Instructions for the task: The expected output is a copy of every line in the records with the string "Ouvrir".

Records for processing:
+++

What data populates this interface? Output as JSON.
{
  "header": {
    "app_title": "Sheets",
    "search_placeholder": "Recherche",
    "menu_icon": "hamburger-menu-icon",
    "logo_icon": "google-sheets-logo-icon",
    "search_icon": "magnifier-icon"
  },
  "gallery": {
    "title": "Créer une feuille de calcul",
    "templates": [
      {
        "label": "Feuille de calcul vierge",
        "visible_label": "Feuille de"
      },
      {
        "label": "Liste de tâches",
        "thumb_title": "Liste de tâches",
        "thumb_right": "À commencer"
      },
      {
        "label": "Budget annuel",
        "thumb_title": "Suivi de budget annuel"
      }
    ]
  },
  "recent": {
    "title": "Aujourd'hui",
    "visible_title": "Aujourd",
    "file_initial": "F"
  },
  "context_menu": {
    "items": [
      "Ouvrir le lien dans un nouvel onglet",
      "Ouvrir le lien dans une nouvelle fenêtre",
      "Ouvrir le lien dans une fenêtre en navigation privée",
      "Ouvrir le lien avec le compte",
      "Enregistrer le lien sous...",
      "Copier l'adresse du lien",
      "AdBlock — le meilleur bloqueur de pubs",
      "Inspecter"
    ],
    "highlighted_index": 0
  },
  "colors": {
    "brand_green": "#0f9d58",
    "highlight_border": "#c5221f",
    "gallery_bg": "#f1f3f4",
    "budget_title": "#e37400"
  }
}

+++

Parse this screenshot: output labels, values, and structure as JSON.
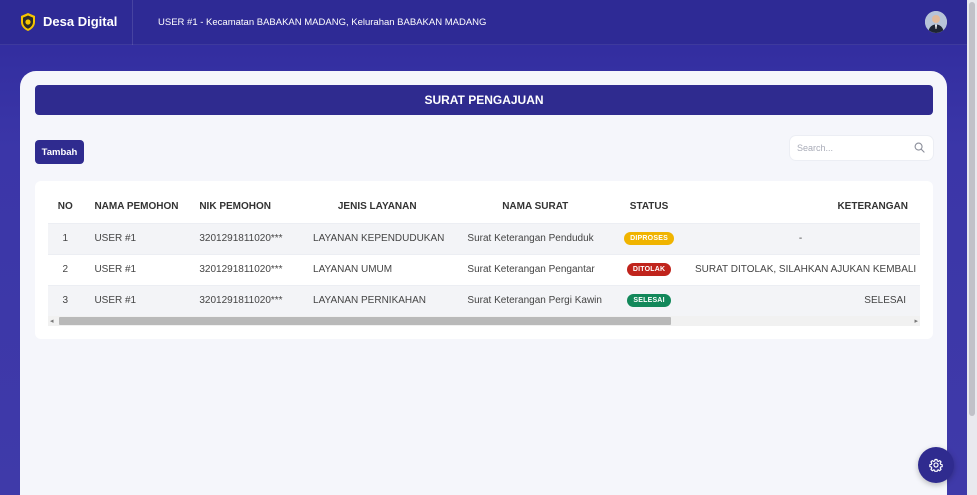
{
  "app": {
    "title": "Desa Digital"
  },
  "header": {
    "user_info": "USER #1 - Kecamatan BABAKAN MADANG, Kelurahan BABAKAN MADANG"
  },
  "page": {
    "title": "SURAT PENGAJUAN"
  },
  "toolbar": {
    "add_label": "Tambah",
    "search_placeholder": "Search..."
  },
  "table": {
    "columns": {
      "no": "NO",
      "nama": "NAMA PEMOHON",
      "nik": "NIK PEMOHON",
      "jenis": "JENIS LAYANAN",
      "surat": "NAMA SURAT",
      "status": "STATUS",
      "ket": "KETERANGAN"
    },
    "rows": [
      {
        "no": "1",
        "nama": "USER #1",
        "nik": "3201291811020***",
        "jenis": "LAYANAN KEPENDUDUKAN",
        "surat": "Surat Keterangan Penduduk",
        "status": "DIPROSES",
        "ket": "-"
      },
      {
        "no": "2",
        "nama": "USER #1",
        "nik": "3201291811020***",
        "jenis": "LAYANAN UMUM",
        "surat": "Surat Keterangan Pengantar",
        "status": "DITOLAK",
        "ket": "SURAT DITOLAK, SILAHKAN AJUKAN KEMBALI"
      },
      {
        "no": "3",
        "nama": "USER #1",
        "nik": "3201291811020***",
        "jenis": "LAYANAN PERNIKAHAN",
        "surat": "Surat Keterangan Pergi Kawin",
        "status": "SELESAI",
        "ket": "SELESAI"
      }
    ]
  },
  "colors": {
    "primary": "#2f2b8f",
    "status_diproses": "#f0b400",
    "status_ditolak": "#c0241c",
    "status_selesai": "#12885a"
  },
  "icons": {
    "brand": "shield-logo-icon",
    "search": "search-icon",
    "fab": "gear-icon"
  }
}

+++

Written response:
      "Ouvrir le lien dans un nouvel onglet",
      "Ouvrir le lien dans une nouvelle fenêtre",
      "Ouvrir le lien dans une fenêtre en navigation privée",
      "Ouvrir le lien avec le compte",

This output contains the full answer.